Three Ways Brands Drive Value in Turbulent Times
Companies often want to cut back brand marketing during recessions. It’s a mistake.
Buckle up, brand marketers. While a recession is by no means certain, it’s clear that the markets are unsettled. As consumers cut back on their spending, layoffs start and revenues slow, jittery leadership will begin to look for ways to slash spending. Brand marketing budgets are often high on the list.
However, that’s a mistake. A well-built portfolio of brands is critical in a recession–or even just a downturn. Healthy brands generate more trust, they’re more in demand and have more resilience and strong brands retain customers, even in the face of lower-priced alternatives. In fact, in past downturns, companies that held marketing budgets steady or increased them bounced back best, reports the Harvard Business Review.
For example, Reckitt Benckiser increased marketing spending by 25% during the 2008 financial crisis, as rivals trimmed their budgets. With a larger share of voice, the UK-based consumer goods company saw revenues gain 8%, and profits rose 14%. Most of its competitors posted profit declines of 10% or more.
The 2021 Prophet Brand Relevance Index® (BRI), which was fielded in late 2020 during the pandemic and a period of high market uncertainty, proved this point. . As obvious as it seems in hindsight, consumers flock to names they trust in times of instability. They’re less inclined to take risks, and trust is significant to them.
In the 2021 BRI, the average relevance score of the top brands jumped 5%. In other words, in a time of uncertainty, these leading brands became more relevant than they had been in times of relative calm.
Strong brands allow companies to justify and maintain pricing power because consumers understand the value equation. Products from companies like Apple, KitchenAid, Dyson, Bose and USAA on the whole cost more than competitors. But because consumers appreciate their value, they are willing to pay more.
That advantage holds for B2B companies as well. When selling through intermediaries, B2B firms that deliver greater value can retain a negotiation advantage with channel partners. Weak brands have less leverage and are easier to squeeze.
An economic downturn may mean fewer people are spending on a given category, reducing the size of the pie. But strong brands get to take a bigger bite. Here are three ways to protect and build brand value, even in stormy economic periods:
1. Strengthen the Brand’s Foundation
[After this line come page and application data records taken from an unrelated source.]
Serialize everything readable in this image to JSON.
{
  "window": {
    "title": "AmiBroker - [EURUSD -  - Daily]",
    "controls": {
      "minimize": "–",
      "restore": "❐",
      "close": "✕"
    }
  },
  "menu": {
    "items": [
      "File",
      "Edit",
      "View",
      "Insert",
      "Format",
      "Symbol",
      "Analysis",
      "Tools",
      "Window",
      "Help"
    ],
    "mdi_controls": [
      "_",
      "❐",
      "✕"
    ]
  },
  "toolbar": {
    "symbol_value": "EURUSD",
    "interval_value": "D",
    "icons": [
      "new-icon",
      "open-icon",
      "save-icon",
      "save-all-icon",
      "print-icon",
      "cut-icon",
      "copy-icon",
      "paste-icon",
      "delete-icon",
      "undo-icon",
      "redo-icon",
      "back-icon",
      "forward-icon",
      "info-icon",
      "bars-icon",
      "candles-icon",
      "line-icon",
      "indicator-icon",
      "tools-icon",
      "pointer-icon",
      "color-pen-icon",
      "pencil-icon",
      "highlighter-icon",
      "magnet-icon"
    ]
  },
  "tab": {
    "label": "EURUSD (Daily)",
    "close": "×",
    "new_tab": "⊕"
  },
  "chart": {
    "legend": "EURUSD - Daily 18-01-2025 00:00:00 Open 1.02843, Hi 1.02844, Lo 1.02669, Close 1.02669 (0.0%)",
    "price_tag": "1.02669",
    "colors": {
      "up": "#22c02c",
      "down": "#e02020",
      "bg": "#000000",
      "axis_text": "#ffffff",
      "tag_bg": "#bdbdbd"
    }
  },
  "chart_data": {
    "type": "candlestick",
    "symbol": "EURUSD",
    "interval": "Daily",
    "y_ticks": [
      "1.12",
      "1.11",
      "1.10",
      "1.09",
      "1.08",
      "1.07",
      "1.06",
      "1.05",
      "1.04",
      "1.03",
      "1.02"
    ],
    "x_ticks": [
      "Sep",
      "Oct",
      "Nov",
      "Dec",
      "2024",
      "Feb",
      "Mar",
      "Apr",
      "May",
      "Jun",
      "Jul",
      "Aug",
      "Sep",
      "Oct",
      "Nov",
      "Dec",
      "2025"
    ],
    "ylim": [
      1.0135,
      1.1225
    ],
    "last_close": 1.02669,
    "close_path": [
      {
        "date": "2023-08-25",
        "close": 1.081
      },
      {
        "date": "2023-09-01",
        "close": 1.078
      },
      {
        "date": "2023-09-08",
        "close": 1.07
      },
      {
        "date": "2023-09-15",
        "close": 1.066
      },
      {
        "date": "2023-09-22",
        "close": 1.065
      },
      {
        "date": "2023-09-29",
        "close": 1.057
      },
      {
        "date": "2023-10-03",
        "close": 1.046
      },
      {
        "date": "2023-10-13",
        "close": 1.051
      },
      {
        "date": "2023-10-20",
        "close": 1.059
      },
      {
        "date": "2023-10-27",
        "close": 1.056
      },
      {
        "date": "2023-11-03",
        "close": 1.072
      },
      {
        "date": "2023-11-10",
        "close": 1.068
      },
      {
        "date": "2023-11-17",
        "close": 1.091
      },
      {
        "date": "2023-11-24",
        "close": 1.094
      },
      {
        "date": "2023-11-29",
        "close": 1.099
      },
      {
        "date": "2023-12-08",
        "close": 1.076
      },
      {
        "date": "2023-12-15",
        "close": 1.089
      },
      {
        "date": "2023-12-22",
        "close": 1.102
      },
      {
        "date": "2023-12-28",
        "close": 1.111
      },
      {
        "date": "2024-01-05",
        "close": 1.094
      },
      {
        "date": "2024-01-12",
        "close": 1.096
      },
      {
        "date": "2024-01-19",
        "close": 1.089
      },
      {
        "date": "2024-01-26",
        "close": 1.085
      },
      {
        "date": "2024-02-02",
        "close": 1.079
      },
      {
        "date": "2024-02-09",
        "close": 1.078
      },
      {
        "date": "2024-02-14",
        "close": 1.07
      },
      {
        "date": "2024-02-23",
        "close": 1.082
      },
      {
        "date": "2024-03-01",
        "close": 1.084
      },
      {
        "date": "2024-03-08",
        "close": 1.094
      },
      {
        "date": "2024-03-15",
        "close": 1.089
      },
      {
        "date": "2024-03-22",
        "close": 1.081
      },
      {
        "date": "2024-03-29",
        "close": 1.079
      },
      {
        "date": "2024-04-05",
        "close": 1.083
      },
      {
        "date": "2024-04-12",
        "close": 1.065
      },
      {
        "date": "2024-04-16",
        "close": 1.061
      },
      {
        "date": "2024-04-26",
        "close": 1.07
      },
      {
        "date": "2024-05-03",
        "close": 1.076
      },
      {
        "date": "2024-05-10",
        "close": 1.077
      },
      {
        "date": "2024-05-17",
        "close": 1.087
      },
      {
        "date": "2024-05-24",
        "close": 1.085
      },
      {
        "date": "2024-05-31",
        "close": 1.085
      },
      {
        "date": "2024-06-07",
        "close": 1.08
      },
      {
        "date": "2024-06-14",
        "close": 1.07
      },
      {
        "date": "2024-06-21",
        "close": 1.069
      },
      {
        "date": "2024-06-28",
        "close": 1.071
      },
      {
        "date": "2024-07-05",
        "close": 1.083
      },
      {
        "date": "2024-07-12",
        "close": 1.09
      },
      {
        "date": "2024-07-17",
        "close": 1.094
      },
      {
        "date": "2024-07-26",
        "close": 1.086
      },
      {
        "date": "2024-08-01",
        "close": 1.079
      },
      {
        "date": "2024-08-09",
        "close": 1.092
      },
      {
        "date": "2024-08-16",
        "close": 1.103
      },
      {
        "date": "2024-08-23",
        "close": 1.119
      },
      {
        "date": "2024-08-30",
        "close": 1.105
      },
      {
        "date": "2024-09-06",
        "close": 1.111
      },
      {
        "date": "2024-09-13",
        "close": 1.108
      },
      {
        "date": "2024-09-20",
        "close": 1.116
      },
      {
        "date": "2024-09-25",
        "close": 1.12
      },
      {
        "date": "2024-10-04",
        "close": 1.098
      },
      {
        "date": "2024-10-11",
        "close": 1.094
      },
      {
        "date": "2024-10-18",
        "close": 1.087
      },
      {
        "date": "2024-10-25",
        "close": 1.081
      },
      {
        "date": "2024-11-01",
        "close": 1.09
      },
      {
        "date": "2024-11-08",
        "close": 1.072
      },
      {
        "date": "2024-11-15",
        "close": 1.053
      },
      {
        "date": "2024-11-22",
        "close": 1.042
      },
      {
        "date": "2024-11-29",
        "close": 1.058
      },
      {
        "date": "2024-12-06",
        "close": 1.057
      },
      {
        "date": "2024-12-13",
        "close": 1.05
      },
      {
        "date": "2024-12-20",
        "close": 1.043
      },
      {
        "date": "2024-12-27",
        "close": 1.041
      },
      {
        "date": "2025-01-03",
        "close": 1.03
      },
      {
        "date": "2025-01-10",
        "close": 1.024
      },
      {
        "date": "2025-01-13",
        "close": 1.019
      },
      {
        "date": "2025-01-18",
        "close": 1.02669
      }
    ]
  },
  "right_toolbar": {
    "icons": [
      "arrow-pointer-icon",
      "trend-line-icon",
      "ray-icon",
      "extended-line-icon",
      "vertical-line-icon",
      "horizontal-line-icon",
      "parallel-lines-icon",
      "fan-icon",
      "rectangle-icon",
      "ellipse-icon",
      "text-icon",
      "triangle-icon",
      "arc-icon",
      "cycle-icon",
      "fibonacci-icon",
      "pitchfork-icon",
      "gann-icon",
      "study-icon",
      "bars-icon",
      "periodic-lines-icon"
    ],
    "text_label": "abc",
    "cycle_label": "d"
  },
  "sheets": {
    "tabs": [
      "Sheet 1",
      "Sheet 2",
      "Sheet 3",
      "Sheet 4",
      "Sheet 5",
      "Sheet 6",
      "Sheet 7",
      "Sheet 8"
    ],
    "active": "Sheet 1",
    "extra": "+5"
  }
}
Strong brands, often with a years-long history of consistent investment, already have a robust foundation. Brand equity stems from clarity of purpose. These brands know what they promise and how to deliver on that promise in the market. That clarity of purpose ensures an efficient spending of dollars.
Even companies that believe they’ve adequately defined their brand’s purpose need to take a closer look, finding new ways to sharpen, deepen and extend that focus. Purpose–the reason a brand exists in the world– should be clear internally. And it should shine through to customers in every offer, channel and message.
This is also a great opportunity to lean into the stakeholder networks. With a well-defined purpose, it’s easier to ask key stakeholders–customers, employees, investors, influencers and community members– to step in and act as brand ambassadors. They can amplify a brand’s voice and purpose. Because trust matters so much more right now, word-of-mouth endorsements carry even more resonance.
2. Make Sure the Story of Value is Clear
While this is most evident in B2B marketing, it’s just as important when dealing with consumers. People are worried about money, especially with inflation and interest rates rising. There’s an increased focus on the value equation of their purchases. They want to understand all the trade-offs they make between price and quality.
Customers have a lower tolerance for confusion. This is a moment for marketers to be exquisitely clear about the value in each part of their portfolio. It’s too much to expect people to confront a number of brands and sub-brands and understand why they are priced or marketed differently. Spell out precisely what they get by trading up or down within the portfolio.
3. Stay Nimble, Rebalancing Brand and Demand Investments
Agility is important. Marketers should be having earnest internal debates about how and whether to rebalance spending between brand and demand marketing.
Brand marketers will–and should–argue it’s an important time to continue building trust and equity. Demand marketers, as well as financial leaders watching revenue trends most closely, will want to focus more on driving immediate sales. Our latest research, Brand and Demand Marketing: A Love Story shows that brand and demand marketers must find ways to work together – and those that do are able to deliver better outcomes that are tied to the overall business goals. Everyone wants to ensure they are the brand chosen at the end of people’s purchase decision.
We’re betting that a year from now, CMOs will have plenty to say about how they’ve threaded this needle and which investments yielded the best results. But right now, brand and demand need to work in tandem, more closely than they have in the past.
Strong brands can be confident that they’ll continue to lead the way, delivering the innovations that matter most to consumers.
As economic conditions continue to soften, brand marketers should brace themselves to defend budgets–even if the U.S. enters a recession. And they should take steps to ensure those brand investments. By shoring up brand purpose, clarifying each offer’s value, tapping stakeholders’ networks and carefully considering the balance of brand and demand marketing, they can keep brands strong through every downturn and in the next cycle of recovery.
Get in touch with our team today to help make the case to your board and executive leadership team on the value of investing in your brand during uncertain market conditions.